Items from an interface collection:

= = = =

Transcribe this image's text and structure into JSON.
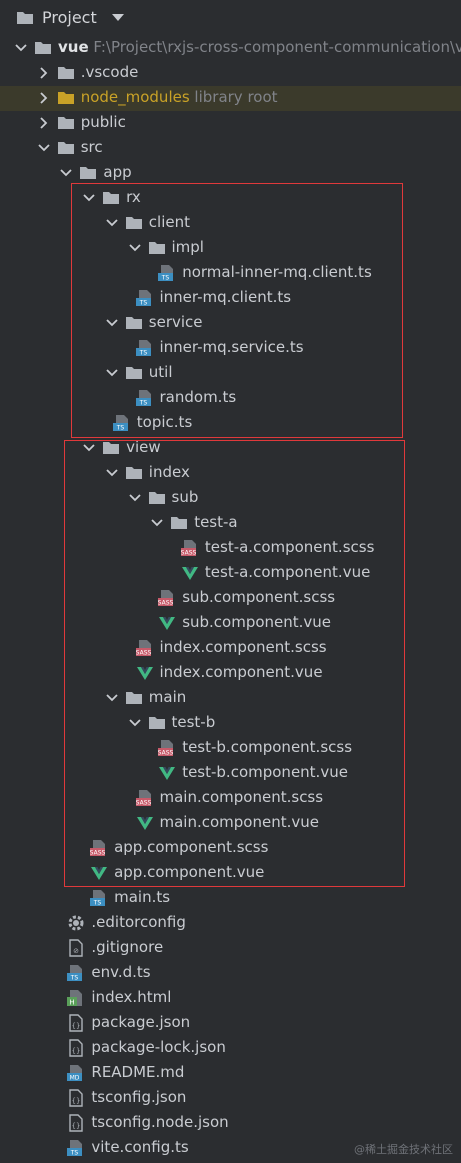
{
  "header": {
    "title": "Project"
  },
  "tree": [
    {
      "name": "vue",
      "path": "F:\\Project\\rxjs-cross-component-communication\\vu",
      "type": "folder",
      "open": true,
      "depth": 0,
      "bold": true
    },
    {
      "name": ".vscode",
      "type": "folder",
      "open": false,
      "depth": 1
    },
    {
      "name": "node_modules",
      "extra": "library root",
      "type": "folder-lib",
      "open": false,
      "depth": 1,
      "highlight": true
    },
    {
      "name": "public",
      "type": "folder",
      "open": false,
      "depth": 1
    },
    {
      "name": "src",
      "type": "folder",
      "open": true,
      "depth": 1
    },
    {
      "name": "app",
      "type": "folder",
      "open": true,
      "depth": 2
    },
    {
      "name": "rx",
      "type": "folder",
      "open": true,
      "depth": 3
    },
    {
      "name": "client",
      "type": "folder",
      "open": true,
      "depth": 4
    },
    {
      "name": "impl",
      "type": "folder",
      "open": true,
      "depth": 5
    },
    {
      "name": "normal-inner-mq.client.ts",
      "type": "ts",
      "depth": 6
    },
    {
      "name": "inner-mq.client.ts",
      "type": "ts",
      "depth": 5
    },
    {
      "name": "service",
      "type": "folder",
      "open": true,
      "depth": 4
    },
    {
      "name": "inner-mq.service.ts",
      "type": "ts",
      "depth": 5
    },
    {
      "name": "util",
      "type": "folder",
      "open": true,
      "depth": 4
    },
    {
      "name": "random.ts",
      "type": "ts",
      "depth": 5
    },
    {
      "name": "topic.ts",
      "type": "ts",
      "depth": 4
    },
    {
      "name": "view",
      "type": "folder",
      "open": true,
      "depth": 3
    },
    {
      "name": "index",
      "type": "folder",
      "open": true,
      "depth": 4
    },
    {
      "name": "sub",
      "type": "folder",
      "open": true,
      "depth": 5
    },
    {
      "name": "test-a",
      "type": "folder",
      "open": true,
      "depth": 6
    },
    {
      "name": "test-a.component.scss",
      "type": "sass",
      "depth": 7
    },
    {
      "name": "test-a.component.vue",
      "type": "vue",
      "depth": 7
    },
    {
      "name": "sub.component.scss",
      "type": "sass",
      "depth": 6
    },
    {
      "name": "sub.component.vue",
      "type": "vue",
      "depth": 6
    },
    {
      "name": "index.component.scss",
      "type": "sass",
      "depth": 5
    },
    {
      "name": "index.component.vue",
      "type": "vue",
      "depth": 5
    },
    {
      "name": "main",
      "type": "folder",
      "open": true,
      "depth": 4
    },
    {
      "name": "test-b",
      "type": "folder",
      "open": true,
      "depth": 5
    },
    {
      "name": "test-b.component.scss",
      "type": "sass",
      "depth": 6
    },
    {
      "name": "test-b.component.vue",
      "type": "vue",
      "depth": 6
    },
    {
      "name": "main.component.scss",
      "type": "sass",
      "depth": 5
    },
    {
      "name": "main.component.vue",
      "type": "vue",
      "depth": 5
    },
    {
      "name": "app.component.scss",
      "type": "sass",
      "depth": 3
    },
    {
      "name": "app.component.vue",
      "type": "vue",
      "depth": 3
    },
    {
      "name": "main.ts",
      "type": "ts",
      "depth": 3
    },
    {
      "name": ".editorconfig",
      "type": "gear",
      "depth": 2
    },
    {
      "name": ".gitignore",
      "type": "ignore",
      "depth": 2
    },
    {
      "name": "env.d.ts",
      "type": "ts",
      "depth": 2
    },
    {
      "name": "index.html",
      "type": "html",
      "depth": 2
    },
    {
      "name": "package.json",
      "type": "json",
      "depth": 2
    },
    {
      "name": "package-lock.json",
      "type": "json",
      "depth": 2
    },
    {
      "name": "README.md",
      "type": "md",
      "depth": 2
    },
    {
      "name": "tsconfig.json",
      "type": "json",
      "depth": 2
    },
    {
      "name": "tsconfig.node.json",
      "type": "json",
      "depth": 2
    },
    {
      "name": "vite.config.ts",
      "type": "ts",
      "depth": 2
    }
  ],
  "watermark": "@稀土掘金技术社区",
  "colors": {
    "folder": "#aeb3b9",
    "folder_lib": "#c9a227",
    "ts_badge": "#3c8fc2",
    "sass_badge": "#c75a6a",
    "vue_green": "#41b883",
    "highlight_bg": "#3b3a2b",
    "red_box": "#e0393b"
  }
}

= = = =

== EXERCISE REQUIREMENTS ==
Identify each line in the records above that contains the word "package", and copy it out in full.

== EXERCISE RESPONSE ==
      "name": "package.json",
      "name": "package-lock.json",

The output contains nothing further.